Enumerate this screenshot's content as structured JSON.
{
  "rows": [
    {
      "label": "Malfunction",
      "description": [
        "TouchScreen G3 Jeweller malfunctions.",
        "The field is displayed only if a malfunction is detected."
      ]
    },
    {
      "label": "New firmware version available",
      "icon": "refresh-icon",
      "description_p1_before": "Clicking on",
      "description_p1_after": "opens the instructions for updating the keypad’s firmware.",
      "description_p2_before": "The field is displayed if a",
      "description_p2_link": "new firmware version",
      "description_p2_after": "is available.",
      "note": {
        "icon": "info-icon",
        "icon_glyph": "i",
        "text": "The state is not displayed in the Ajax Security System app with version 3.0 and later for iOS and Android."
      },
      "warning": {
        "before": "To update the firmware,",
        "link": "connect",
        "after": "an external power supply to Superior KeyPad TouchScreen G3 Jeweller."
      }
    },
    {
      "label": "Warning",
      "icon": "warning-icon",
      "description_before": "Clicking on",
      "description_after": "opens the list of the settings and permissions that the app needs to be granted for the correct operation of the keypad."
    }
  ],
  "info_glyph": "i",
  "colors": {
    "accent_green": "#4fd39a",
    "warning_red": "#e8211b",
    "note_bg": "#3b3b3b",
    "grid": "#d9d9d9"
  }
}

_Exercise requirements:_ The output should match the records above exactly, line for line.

_Task result:_
Enumerate this screenshot's content as structured JSON.
{
  "rows": [
    {
      "label": "Malfunction",
      "description": [
        "TouchScreen G3 Jeweller malfunctions.",
        "The field is displayed only if a malfunction is detected."
      ]
    },
    {
      "label": "New firmware version available",
      "icon": "refresh-icon",
      "description_p1_before": "Clicking on",
      "description_p1_after": "opens the instructions for updating the keypad’s firmware.",
      "description_p2_before": "The field is displayed if a",
      "description_p2_link": "new firmware version",
      "description_p2_after": "is available.",
      "note": {
        "icon": "info-icon",
        "icon_glyph": "i",
        "text": "The state is not displayed in the Ajax Security System app with version 3.0 and later for iOS and Android."
      },
      "warning": {
        "before": "To update the firmware,",
        "link": "connect",
        "after": "an external power supply to Superior KeyPad TouchScreen G3 Jeweller."
      }
    },
    {
      "label": "Warning",
      "icon": "warning-icon",
      "description_before": "Clicking on",
      "description_after": "opens the list of the settings and permissions that the app needs to be granted for the correct operation of the keypad."
    }
  ],
  "info_glyph": "i",
  "colors": {
    "accent_green": "#4fd39a",
    "warning_red": "#e8211b",
    "note_bg": "#3b3b3b",
    "grid": "#d9d9d9"
  }
}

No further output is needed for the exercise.